Fox said it could sell Sky News to Disney, or legally separate Sky News within the wider Sky group, so it would operate independently with guaranteed funding for 15 years.
One London-based hedge fund said the measures should be sufficient, but that “the price issue is not going away,” suggesting Fox would have to raise its bid.
Activist hedge fund Elliott Capital has been building a substantial stake in Sky in recent months, and on Tuesday it disclosed its interest had grown to 2.84 percent. Elliott declined further comment.
Analysts at Liberum said two factors pointed to Fox coming back with a revised bid to match Comcast.
First, Fox must have received approval from Disney to offer the concession, they said, and second, Sky said its independent directors remained focused on maximizing value for shareholders.
Separate news on Tuesday that Sky Italia had settled its long-running fight with Mediaset in the Italian pay-TV market also made Sky more valuable, they added.
A group of high-profile British lawmakers, including former Labour party leader Ed Miliband, called last month for Murdoch to be blocked from buying Sky, despite the promises Fox had already made to ensure the independence of Sky News.
The four said the promises did not go far enough, given Murdoch’s record of influence.

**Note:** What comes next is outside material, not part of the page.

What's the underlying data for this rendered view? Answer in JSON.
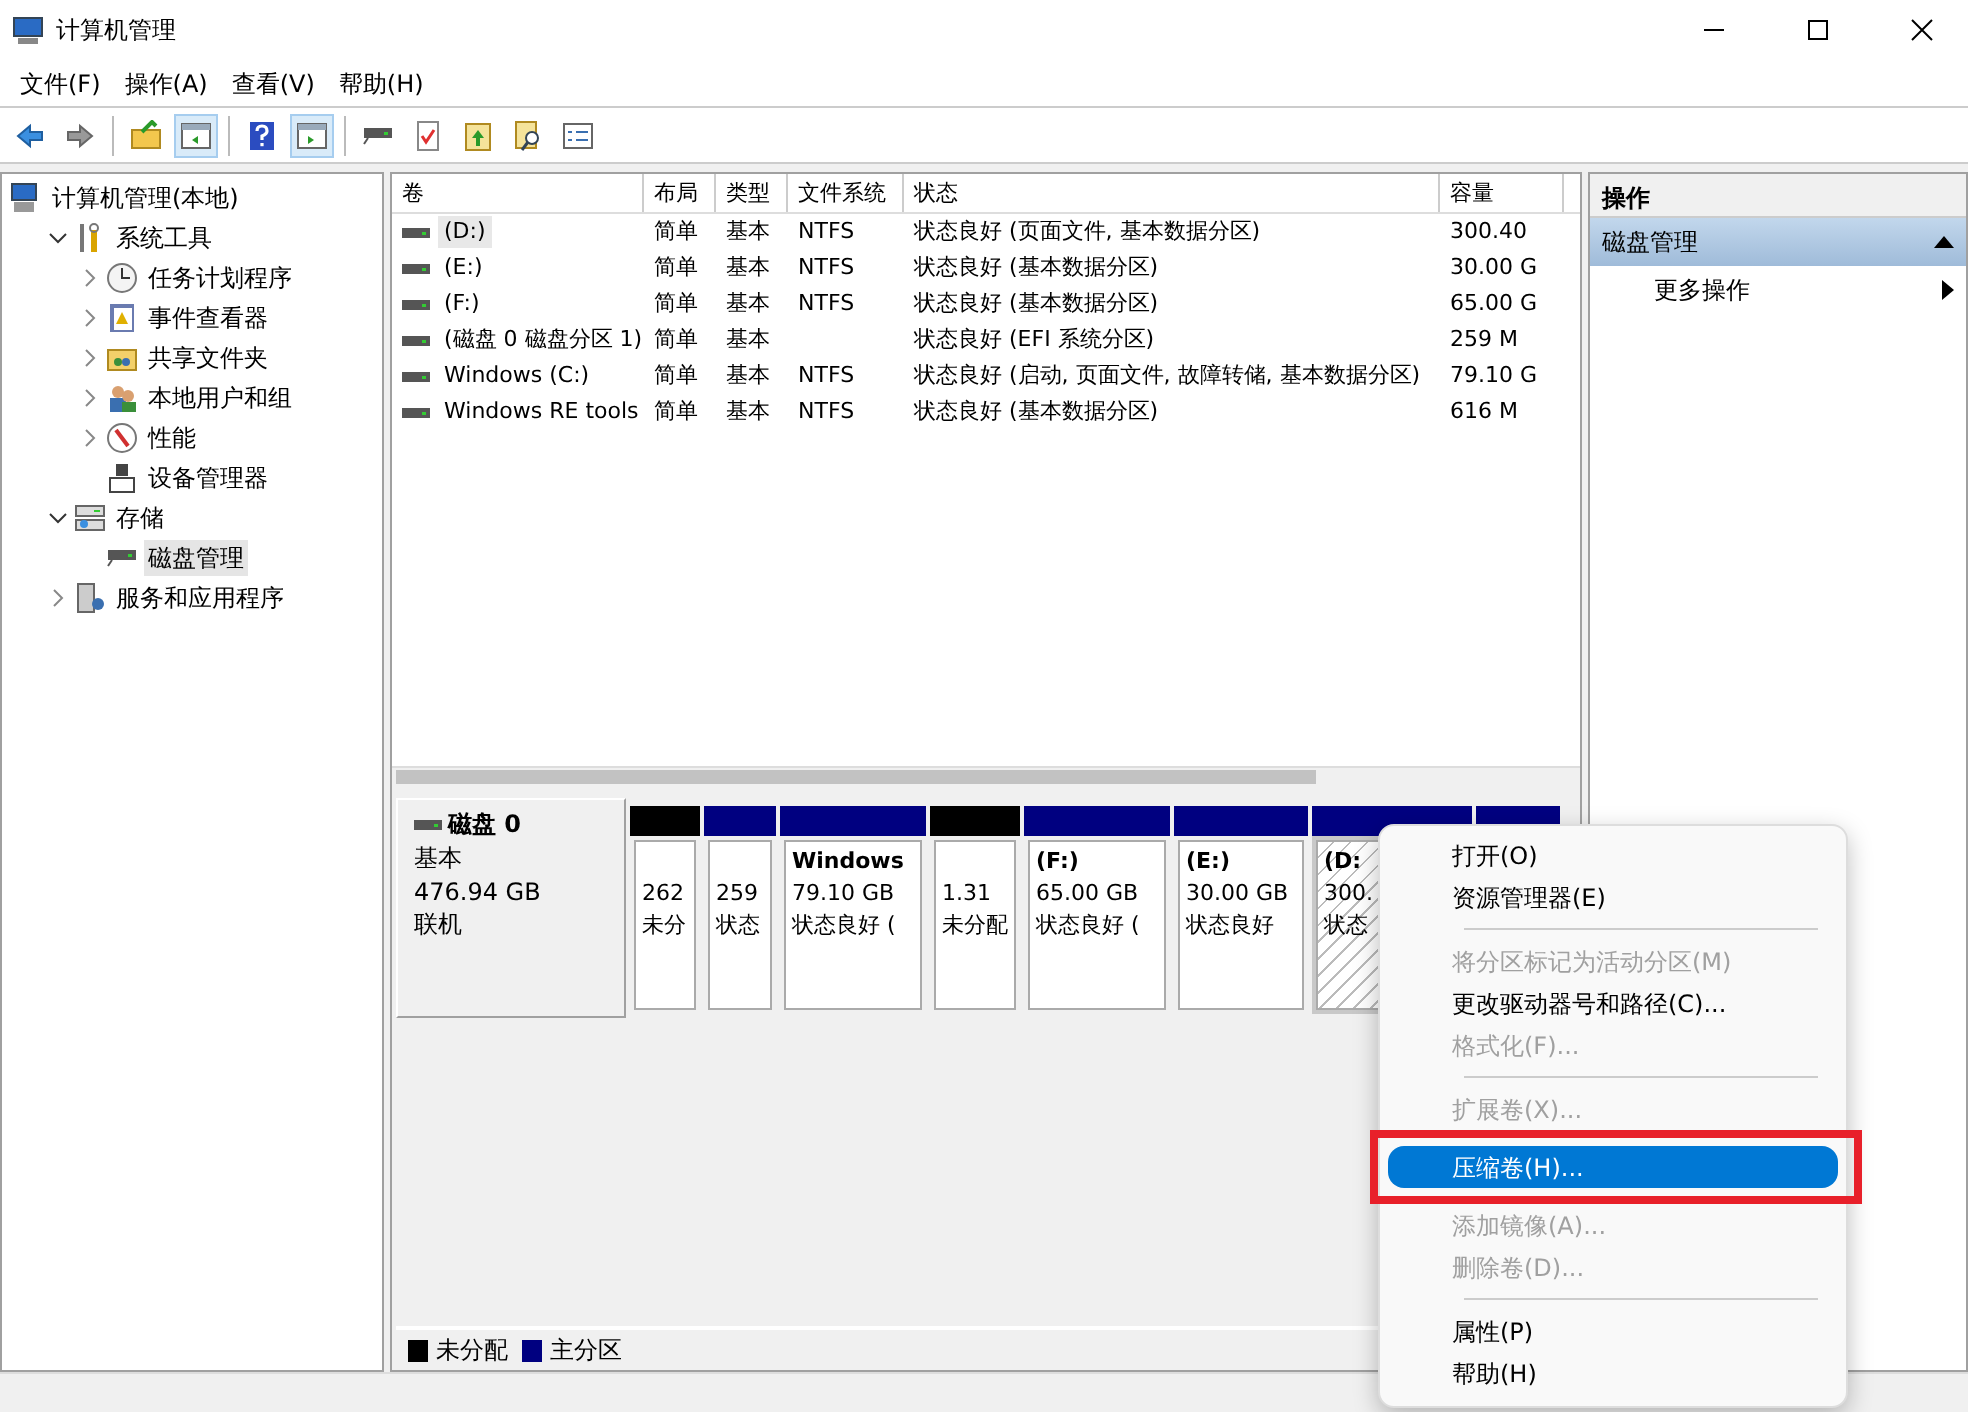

Fox said on Tuesday a group of politicians was seeking to influence the CMA, adding they were making “a number of unsupported and fanciful assertions.”